New approaches for resection of gliomas
Prof. Hugues Duffau
77 slide(s) – 00:29:46– English –2010-09-27
- better understand the natural history of low-grade gliomas and glioblastomas
- know the oncological role of surgical resection in the treatment of gliomas
- know the functional contribution of surgery performed with cerebral mapping
- better understand the mechanisms of brain plasticity
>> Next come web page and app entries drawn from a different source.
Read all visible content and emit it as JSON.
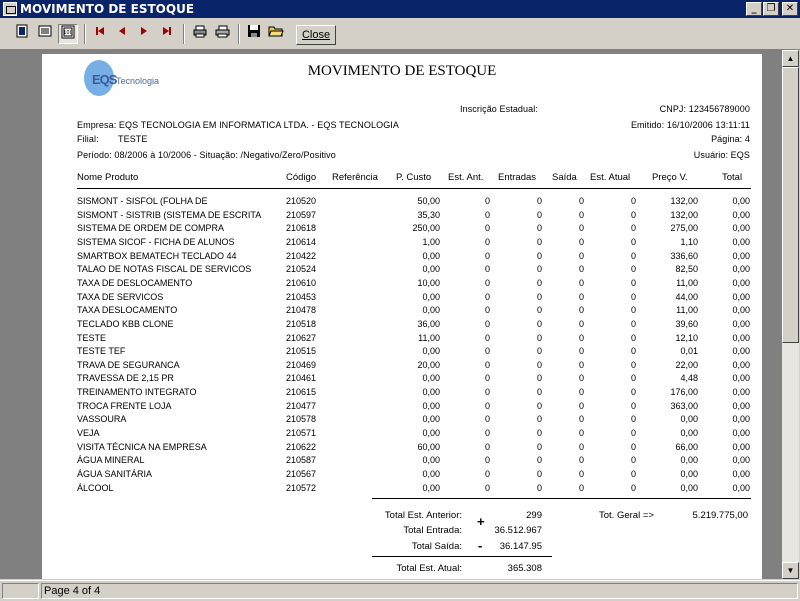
{
  "window": {
    "title": "MOVIMENTO DE ESTOQUE"
  },
  "toolbar": {
    "close_label": "Close"
  },
  "status": {
    "page_text": "Page 4 of 4"
  },
  "report": {
    "title": "MOVIMENTO DE ESTOQUE",
    "logo_text": "EQS",
    "logo_sub": "Tecnologia",
    "inscricao_label": "Inscrição Estadual:",
    "cnpj": "CNPJ: 123456789000",
    "empresa": "Empresa: EQS TECNOLOGIA EM INFORMATICA LTDA. - EQS TECNOLOGIA",
    "emitido": "Emitido: 16/10/2006 13:11:11",
    "filial_label": "Filial:",
    "filial_value": "TESTE",
    "pagina": "Página: 4",
    "periodo": "Período: 08/2006 à 10/2006 - Situação: /Negativo/Zero/Positivo",
    "usuario": "Usuário: EQS"
  },
  "table": {
    "headers": [
      "Nome Produto",
      "Código",
      "Referência",
      "P. Custo",
      "Est. Ant.",
      "Entradas",
      "Saída",
      "Est. Atual",
      "Preço V.",
      "Total"
    ],
    "rows": [
      [
        "SISMONT - SISFOL (FOLHA DE",
        "210520",
        "",
        "50,00",
        "0",
        "0",
        "0",
        "0",
        "132,00",
        "0,00"
      ],
      [
        "SISMONT - SISTRIB (SISTEMA DE ESCRITA",
        "210597",
        "",
        "35,30",
        "0",
        "0",
        "0",
        "0",
        "132,00",
        "0,00"
      ],
      [
        "SISTEMA DE ORDEM DE COMPRA",
        "210618",
        "",
        "250,00",
        "0",
        "0",
        "0",
        "0",
        "275,00",
        "0,00"
      ],
      [
        "SISTEMA SICOF - FICHA DE ALUNOS",
        "210614",
        "",
        "1,00",
        "0",
        "0",
        "0",
        "0",
        "1,10",
        "0,00"
      ],
      [
        "SMARTBOX BEMATECH TECLADO 44",
        "210422",
        "",
        "0,00",
        "0",
        "0",
        "0",
        "0",
        "336,60",
        "0,00"
      ],
      [
        "TALAO DE NOTAS FISCAL DE SERVICOS",
        "210524",
        "",
        "0,00",
        "0",
        "0",
        "0",
        "0",
        "82,50",
        "0,00"
      ],
      [
        "TAXA DE DESLOCAMENTO",
        "210610",
        "",
        "10,00",
        "0",
        "0",
        "0",
        "0",
        "11,00",
        "0,00"
      ],
      [
        "TAXA DE SERVICOS",
        "210453",
        "",
        "0,00",
        "0",
        "0",
        "0",
        "0",
        "44,00",
        "0,00"
      ],
      [
        "TAXA DESLOCAMENTO",
        "210478",
        "",
        "0,00",
        "0",
        "0",
        "0",
        "0",
        "11,00",
        "0,00"
      ],
      [
        "TECLADO KBB CLONE",
        "210518",
        "",
        "36,00",
        "0",
        "0",
        "0",
        "0",
        "39,60",
        "0,00"
      ],
      [
        "TESTE",
        "210627",
        "",
        "11,00",
        "0",
        "0",
        "0",
        "0",
        "12,10",
        "0,00"
      ],
      [
        "TESTE TEF",
        "210515",
        "",
        "0,00",
        "0",
        "0",
        "0",
        "0",
        "0,01",
        "0,00"
      ],
      [
        "TRAVA DE SEGURANCA",
        "210469",
        "",
        "20,00",
        "0",
        "0",
        "0",
        "0",
        "22,00",
        "0,00"
      ],
      [
        "TRAVESSA DE 2,15 PR",
        "210461",
        "",
        "0,00",
        "0",
        "0",
        "0",
        "0",
        "4,48",
        "0,00"
      ],
      [
        "TREINAMENTO INTEGRATO",
        "210615",
        "",
        "0,00",
        "0",
        "0",
        "0",
        "0",
        "176,00",
        "0,00"
      ],
      [
        "TROCA FRENTE LOJA",
        "210477",
        "",
        "0,00",
        "0",
        "0",
        "0",
        "0",
        "363,00",
        "0,00"
      ],
      [
        "VASSOURA",
        "210578",
        "",
        "0,00",
        "0",
        "0",
        "0",
        "0",
        "0,00",
        "0,00"
      ],
      [
        "VEJA",
        "210571",
        "",
        "0,00",
        "0",
        "0",
        "0",
        "0",
        "0,00",
        "0,00"
      ],
      [
        "VISITA TÉCNICA NA EMPRESA",
        "210622",
        "",
        "60,00",
        "0",
        "0",
        "0",
        "0",
        "66,00",
        "0,00"
      ],
      [
        "ÁGUA MINERAL",
        "210587",
        "",
        "0,00",
        "0",
        "0",
        "0",
        "0",
        "0,00",
        "0,00"
      ],
      [
        "ÁGUA SANITÁRIA",
        "210567",
        "",
        "0,00",
        "0",
        "0",
        "0",
        "0",
        "0,00",
        "0,00"
      ],
      [
        "ÁLCOOL",
        "210572",
        "",
        "0,00",
        "0",
        "0",
        "0",
        "0",
        "0,00",
        "0,00"
      ]
    ]
  },
  "totals": {
    "est_anterior_label": "Total Est. Anterior:",
    "est_anterior_value": "299",
    "entrada_label": "Total Entrada:",
    "entrada_value": "36.512.967",
    "saida_label": "Total Saída:",
    "saida_value": "36.147.95",
    "est_atual_label": "Total Est. Atual:",
    "est_atual_value": "365.308",
    "plus_sign": "+",
    "minus_sign": "-",
    "geral_label": "Tot. Geral =>",
    "geral_value": "5.219.775,00"
  }
}
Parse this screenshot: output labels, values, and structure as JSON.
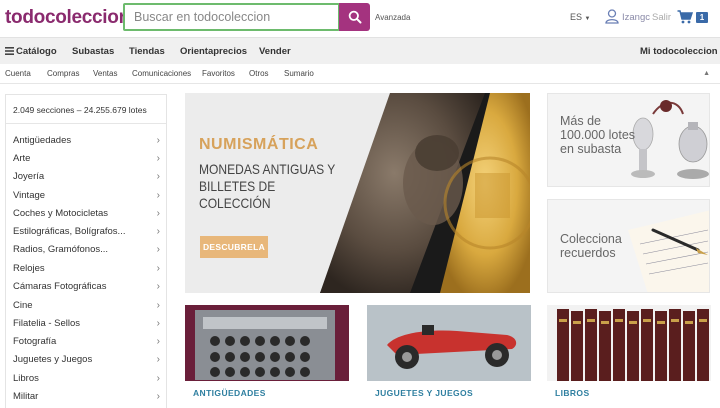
{
  "header": {
    "logo": "todocoleccion",
    "search_placeholder": "Buscar en todocoleccion",
    "advanced": "Avanzada",
    "language": "ES",
    "username": "Izangc",
    "logout": "Salir",
    "cart_count": "1"
  },
  "mainnav": [
    {
      "label": "Catálogo"
    },
    {
      "label": "Subastas"
    },
    {
      "label": "Tiendas"
    },
    {
      "label": "Orientaprecios"
    },
    {
      "label": "Vender"
    },
    {
      "label": "Mi todocoleccion"
    }
  ],
  "subnav": [
    "Cuenta",
    "Compras",
    "Ventas",
    "Comunicaciones",
    "Favoritos",
    "Otros",
    "Sumario"
  ],
  "sidebar": {
    "count": "2.049 secciones – 24.255.679 lotes",
    "items": [
      "Antigüedades",
      "Arte",
      "Joyería",
      "Vintage",
      "Coches y Motocicletas",
      "Estilográficas, Bolígrafos...",
      "Radios, Gramófonos...",
      "Relojes",
      "Cámaras Fotográficas",
      "Cine",
      "Filatelia - Sellos",
      "Fotografía",
      "Juguetes y Juegos",
      "Libros",
      "Militar"
    ]
  },
  "banner": {
    "title": "NUMISMÁTICA",
    "subtitle": "MONEDAS ANTIGUAS Y BILLETES DE COLECCIÓN",
    "button": "DESCUBRELA"
  },
  "promos": [
    {
      "text": "Más de 100.000 lotes en subasta"
    },
    {
      "text": "Colecciona recuerdos"
    }
  ],
  "cards": [
    {
      "label": "ANTIGÜEDADES"
    },
    {
      "label": "JUGUETES Y JUEGOS"
    },
    {
      "label": "LIBROS"
    }
  ],
  "colors": {
    "brand": "#8a2a6e",
    "search_button": "#a4337f",
    "accent_gold": "#d7a25b",
    "link_blue": "#2f7fa0"
  }
}
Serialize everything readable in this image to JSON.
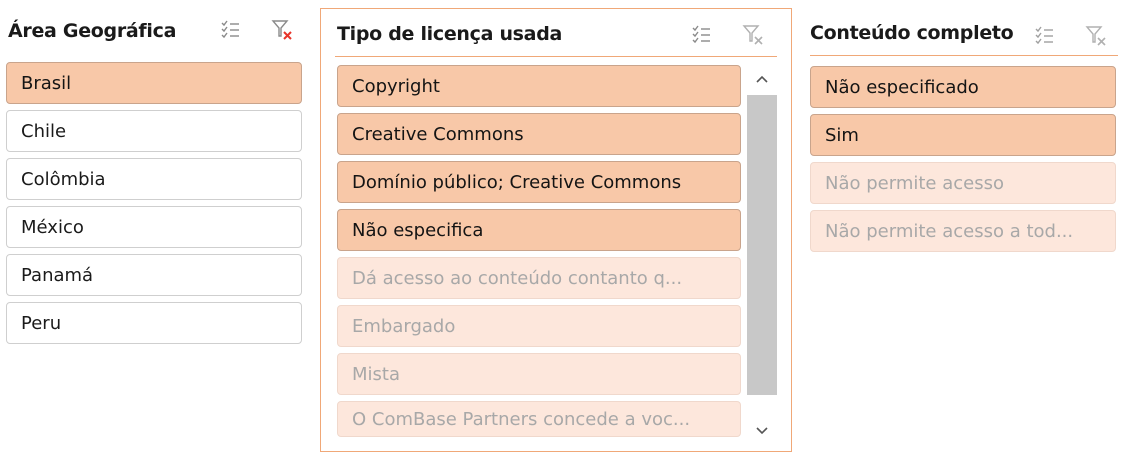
{
  "slicers": [
    {
      "title": "Área Geográfica",
      "items": [
        {
          "label": "Brasil",
          "state": "selected"
        },
        {
          "label": "Chile",
          "state": "unselected"
        },
        {
          "label": "Colômbia",
          "state": "unselected"
        },
        {
          "label": "México",
          "state": "unselected"
        },
        {
          "label": "Panamá",
          "state": "unselected"
        },
        {
          "label": "Peru",
          "state": "unselected"
        }
      ]
    },
    {
      "title": "Tipo de licença usada",
      "items": [
        {
          "label": "Copyright",
          "state": "selected"
        },
        {
          "label": "Creative Commons",
          "state": "selected"
        },
        {
          "label": "Domínio público; Creative Commons",
          "state": "selected"
        },
        {
          "label": "Não especifica",
          "state": "selected"
        },
        {
          "label": "Dá acesso ao conteúdo contanto q...",
          "state": "nodata"
        },
        {
          "label": "Embargado",
          "state": "nodata"
        },
        {
          "label": "Mista",
          "state": "nodata"
        },
        {
          "label": "O ComBase Partners concede a voc...",
          "state": "nodata"
        }
      ]
    },
    {
      "title": "Conteúdo completo",
      "items": [
        {
          "label": "Não especificado",
          "state": "selected"
        },
        {
          "label": "Sim",
          "state": "selected"
        },
        {
          "label": "Não permite acesso",
          "state": "nodata"
        },
        {
          "label": "Não permite acesso a tod...",
          "state": "nodata"
        }
      ]
    }
  ],
  "icons": {
    "multiselect": "multi-select-icon",
    "clear_filter": "clear-filter-icon",
    "scroll_up": "scroll-up-icon",
    "scroll_down": "scroll-down-icon"
  },
  "colors": {
    "selected_fill": "#f8c8a8",
    "nodata_fill": "#fde7dc",
    "slicer_border": "#f0a878",
    "clear_filter_x": "#e8342a"
  }
}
The goal of tumor surgery is to optimize the extent of resection, while minimizing the risk of permanent deficit. Because tumors often invade “eloquent areas” and due to a major interindividual anatomofunctional variability, the cortical functional organization, the subcortical connectivity and the brain plastic potential should be studied for each patient. Functional neuroimaging (FNI) and tractography show the relationships between the tumor and eloquent regions, but FNI has methodological limitations. Consequently, intraoperative electrostimulation mapping (IES) is increasingly used. IES is performed in awake patient for sensory(-motor), visuo-spatial, language and cognitive mapping. This is an easy, accurate, reliable and safe technique of detection of cortical areas, white matter pathways and deep grey nuclei crucial for the function. IES enables to study the individual cortical functional organization before resection; to understand the pathophysiology of \"eloquent\" areas; to map the subcortical structures throughout the resection; to analyze the mechanisms of on-line plasticity; and to tailor the resection according to individual cortico-subcortical functional boundaries. Moreover, IES can be combined with repeated pre-and post-operative FNI, to validate FNI and to study the functional reorganization over time. Such plastic potential opens the door to multiple surgeries spaced by several months/years to optimize the benefit/risk ratio of surgery, i.e. to increase the extent of resection while preserving or improving the quality of life. IES is a unique tool to improve our knowledge of brain processing and to revisit the classical model of cognitive neurosciences, by switching from a localisationnist to a “hodotopic” view of cerebral organization.